I’ve written several times about the six lifestyle behaviors that impact brain health: exercising regularly, eating right, staying mentally challenged, sleeping well, managing stress, and being social – behaviors that can keep your cognitive engine running smoothly so you can remember where you left that whatchamacallit.
We worry about forgetting names and faces, at least I do, but can you imagine not forgetting anything? You might make thousands on Jeopardy, but wouldn’t you go nuts?
Scott A. Small, MD, director of the Alzheimer’s Disease Research Center at Columbia University and author of Forgetting: The Benefits of Not Remembering suggests that for most people, not only are memory lapses normal, they’re also necessary for the functioning of a healthy brain while also benefiting our cognitive and creative abilities by not interfering with access to new learning or ideas.
Besides the scientific benefits for a healthy brain, imagine how forgetting can have several other more practical benefits. You can enjoy a murder mystery again because you forgot who the culprits were. Or you can eat healthier by placing out of sight the unhealthy foods, you know the ones you really like, so you only see the healthy fruits and vegetables. Out of sight, out of mouth!
But a more serious benefit of forgetting is letting go of painful memories that can affect your emotional and physical well-being. It’s easy to forget where you parked your car, but it isn’t so easy to forget resentments, grudges, and disappointments that can contribute to depression and anxiety. The more we dwell on a hurtful memory or think about the events surrounding the memory, the stronger the neuronal connections become around the memory. But staying social, seeking friendships, and engaging with life can help you forget the hurt from those memories.
As Dr. Small points out, “The ability to forget helps us prioritize, think better, make decisions, and be more creative. Normal forgetting, in balance with memory, gives us the mental flexibility to grasp abstract concepts from a morass of stored information, allowing us to see the forest through the trees.”
So now you no longer need to apologize when you forget your wedding anniversary. You can just explain that you are trying to think better and be more creative by making room in your brain for the important stuff – although you might need to find somewhere else to sleep!
Brain Teaser: If you didn’t know the answer to last week’s teaser, you’re not alone. When I asked a small group of friends, and they were much younger than me, no one knew the answer! But this week you should find this simple math question a little easier. Give it a shot. “How many times can you subtract 5 from 25?”
The country pop duo considered by some as the greatest duo of all time and recorded the 1958 #1 hit “Wake Up Little Susie” was the Everly Brothers.

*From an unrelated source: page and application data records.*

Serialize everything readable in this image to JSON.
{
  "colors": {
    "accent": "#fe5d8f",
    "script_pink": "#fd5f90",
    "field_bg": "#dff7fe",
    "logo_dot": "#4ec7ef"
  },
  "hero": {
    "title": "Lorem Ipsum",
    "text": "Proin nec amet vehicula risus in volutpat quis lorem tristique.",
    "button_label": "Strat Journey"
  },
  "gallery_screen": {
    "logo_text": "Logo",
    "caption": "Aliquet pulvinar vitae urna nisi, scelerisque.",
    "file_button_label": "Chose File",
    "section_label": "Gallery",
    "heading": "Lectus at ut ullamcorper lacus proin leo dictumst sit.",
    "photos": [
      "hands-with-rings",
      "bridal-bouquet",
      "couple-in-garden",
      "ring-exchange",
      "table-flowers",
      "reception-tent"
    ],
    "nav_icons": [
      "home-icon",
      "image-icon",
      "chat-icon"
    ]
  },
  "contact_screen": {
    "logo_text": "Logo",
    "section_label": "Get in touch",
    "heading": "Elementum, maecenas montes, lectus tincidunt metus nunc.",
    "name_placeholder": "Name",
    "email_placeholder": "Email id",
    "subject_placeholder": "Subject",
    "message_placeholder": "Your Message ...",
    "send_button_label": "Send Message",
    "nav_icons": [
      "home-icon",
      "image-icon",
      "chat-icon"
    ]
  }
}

I received correct answers from Bruce Johnson, Mike McFarlane, Lana Tepfer, Donna Mollett, Rhonda Spies, Jess Birge, Deborah Medina, Doug Nelson, Keith and Marlene Clymer, Steven Woolpert, and Mary Pierce whom I missed several weeks ago, but not this week because she’s the winner of this week’s quilt raffle ticket.
When Jackie Gleason starred in his own television variety show from 1952 – 1957, he played many comic characters including Joe the Bartender, Reginald Van Gleason III, and his most famous character, the blustery bus driver Ralph Kramden. For this week’s “Remember When” question, what was the name of the 1955 – 1956 television show featuring the characters Ralph Kramden, Ed Norton, and their wives Alice and Trixie? Email your answer to email@example.com, call 541-296-4788, or send it with a picture of the Jackie Gleason Bus Depot in Brooklyn.
Well, it has been another week, going around in circles while trying to stay on my feet. Until we meet again, here is one of Roger Rosenblatt’s rules for aging that’s always good to remember. “Just because the person criticizing you is an idiot doesn’t make him wrong.”
“I saw a commercial on late night TV, it said, ‘Forget everything you know about slipcovers,’ so I did, and it was a load off my mind; then the commercial tried to sell me slipcovers, and I didn’t know what the hell they were.” Mitch Hedberg
Nutritious home-delivered and in-person meals are available at noon Monday through Friday unless otherwise noted.
Seniors of Mosier Valley (541-980-1157) – Mondays and Wednesdays; Hood River
Valley Adult Center (541-386-2060); Sherman County Senior and Community Center
(541-565-3191); The Dalles Meals-on-Wheels (541-298-8333)
For meal sites in Washington, call Klickitat County Senior Services – Goldendale office
(509-773-3757) or the White Salmon office (509-493-3068); Skamania County Senior
Answer: Just once, because after you subtract anything from it, it’s not 25 anymore.